Vladimir Vassilevsky wrote:

> > The IEEE-754 4-byte float has only 25 bits of precision, so it is not > going to help any.
it will an improvement over fixed point for low-level signals.
> Indeed if you do MACs in float, it is going to be > much worse then using int 56-bit accumulation.
depends on how loud the signal is.
> However SHARC native is 40-bit floating point which gives you extra 8 > bits, which could be barely sufficient for what you are trying to do.
with those 8 extra bits, you should be able to, on average, accumulate 256 terms in the 40 bit accumulator and have, on average, before a noticeable bit error in the 32-bit float that you're rounding to,
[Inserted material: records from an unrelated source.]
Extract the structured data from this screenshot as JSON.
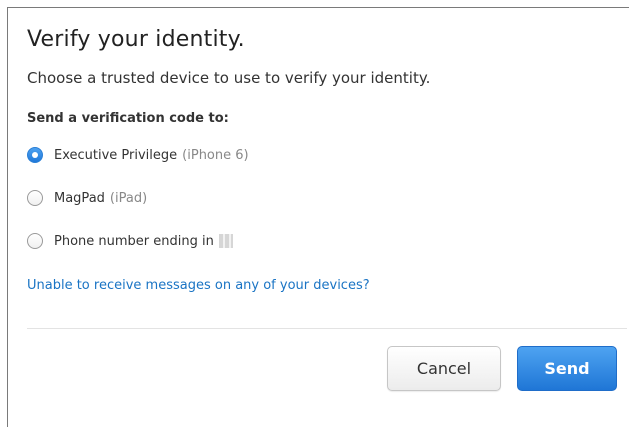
{
  "dialog": {
    "title": "Verify your identity.",
    "subtitle": "Choose a trusted device to use to verify your identity.",
    "section_label": "Send a verification code to:",
    "options": [
      {
        "label": "Executive Privilege",
        "detail": "(iPhone 6)",
        "selected": true
      },
      {
        "label": "MagPad",
        "detail": "(iPad)",
        "selected": false
      },
      {
        "label": "Phone number ending in",
        "detail": "",
        "selected": false
      }
    ],
    "help_link": "Unable to receive messages on any of your devices?",
    "buttons": {
      "cancel_label": "Cancel",
      "send_label": "Send"
    }
  },
  "colors": {
    "accent": "#1f78d9",
    "link": "#1a74c4"
  }
}
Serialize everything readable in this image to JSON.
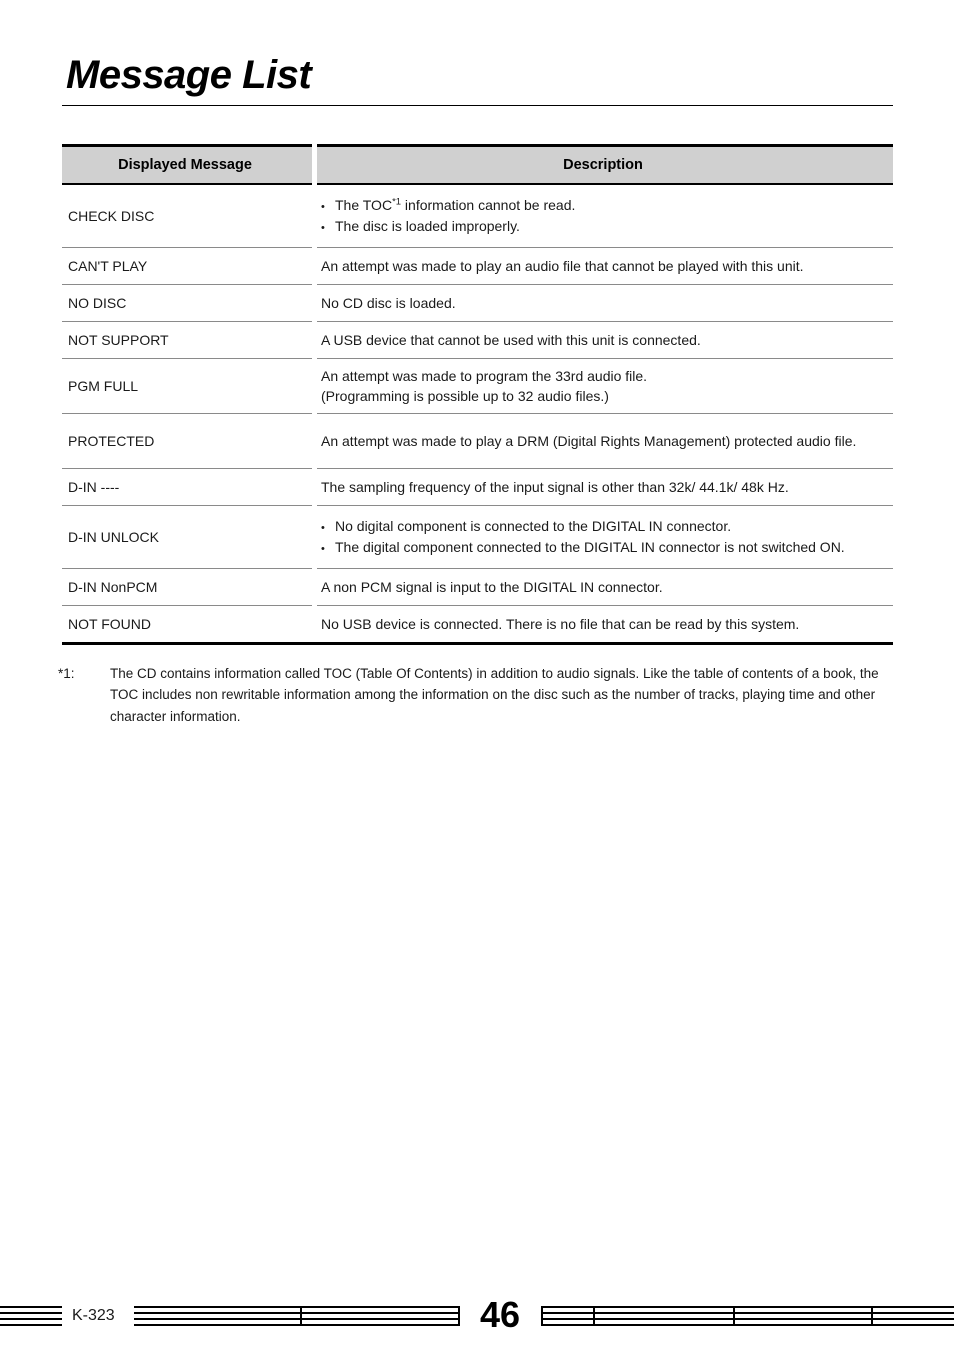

> SHARC supports for 32 bit integer MACs with 80 bit accumulation. This is > the way to go.
Al Clark might agree with you. r b-j
"robert bristow-johnson" <rbj@audioimagination.com> wrote in 
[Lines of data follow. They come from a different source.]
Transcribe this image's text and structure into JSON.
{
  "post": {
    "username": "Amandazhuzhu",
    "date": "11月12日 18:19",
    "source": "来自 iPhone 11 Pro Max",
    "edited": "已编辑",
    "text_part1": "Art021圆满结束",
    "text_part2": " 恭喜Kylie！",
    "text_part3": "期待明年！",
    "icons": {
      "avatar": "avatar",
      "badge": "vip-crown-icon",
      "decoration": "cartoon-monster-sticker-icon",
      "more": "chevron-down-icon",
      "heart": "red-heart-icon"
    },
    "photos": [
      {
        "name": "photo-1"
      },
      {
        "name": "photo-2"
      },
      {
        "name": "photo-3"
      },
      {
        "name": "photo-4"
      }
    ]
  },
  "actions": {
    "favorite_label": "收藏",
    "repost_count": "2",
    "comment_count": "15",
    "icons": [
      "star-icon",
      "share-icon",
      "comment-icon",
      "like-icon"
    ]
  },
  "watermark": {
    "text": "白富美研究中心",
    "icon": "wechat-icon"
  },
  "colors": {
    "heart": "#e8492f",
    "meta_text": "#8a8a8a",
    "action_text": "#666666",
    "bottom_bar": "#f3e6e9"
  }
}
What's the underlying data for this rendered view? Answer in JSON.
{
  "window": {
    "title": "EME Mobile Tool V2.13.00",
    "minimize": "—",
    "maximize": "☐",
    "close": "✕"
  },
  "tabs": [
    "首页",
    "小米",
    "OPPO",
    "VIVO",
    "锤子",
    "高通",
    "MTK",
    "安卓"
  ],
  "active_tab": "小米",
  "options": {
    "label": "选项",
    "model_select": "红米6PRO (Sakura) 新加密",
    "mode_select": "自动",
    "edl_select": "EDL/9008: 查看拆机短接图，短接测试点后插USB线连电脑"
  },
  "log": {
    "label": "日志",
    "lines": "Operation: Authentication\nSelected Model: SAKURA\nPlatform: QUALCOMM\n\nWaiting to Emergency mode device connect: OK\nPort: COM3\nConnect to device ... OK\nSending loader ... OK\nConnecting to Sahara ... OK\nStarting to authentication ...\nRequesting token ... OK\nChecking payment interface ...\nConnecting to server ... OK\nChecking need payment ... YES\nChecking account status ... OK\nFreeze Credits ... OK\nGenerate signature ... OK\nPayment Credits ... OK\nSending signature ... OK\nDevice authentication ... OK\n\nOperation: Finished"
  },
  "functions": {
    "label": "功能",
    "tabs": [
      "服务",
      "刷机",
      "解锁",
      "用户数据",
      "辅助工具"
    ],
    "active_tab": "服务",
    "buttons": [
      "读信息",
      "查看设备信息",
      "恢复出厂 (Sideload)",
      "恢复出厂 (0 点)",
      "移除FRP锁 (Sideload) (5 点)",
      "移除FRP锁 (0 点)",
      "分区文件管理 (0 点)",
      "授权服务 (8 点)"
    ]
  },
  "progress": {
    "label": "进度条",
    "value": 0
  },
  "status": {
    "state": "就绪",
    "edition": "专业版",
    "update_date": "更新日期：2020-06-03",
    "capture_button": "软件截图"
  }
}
news:1135023945.749309.153870@o13g2000cwo.googlegroups.com:

> > Vladimir Vassilevsky wrote: > >> >> The IEEE-754 4-byte float has only 25 bits of precision, so it is not >> going to help any. > > it will an improvement over fixed point for low-level signals. > >> Indeed if you do MACs in float, it is going to be >> much worse then using int 56-bit accumulation. > > depends on how loud the signal is. > >> However SHARC native is 40-bit floating point which gives you extra 8 >> bits, which could be barely sufficient for what you are trying to do. > > with those 8 extra bits, you should be able to, on average, accumulate > 256 terms in the 40 bit accumulator and have, on average, before a > noticeable bit error in the 32-bit float that you're rounding to, > >> SHARC supports for 32 bit integer MACs with 80 bit accumulation. This
is
>> the way to go. > > Al Clark might agree with you.
I do. Al
> > r b-j > >
-- Al Clark Danville Signal Processing, Inc. -------------------------------------------------------------------- Purveyors of Fine DSP Hardware and other Cool Stuff Available at http://www.danvillesignal.com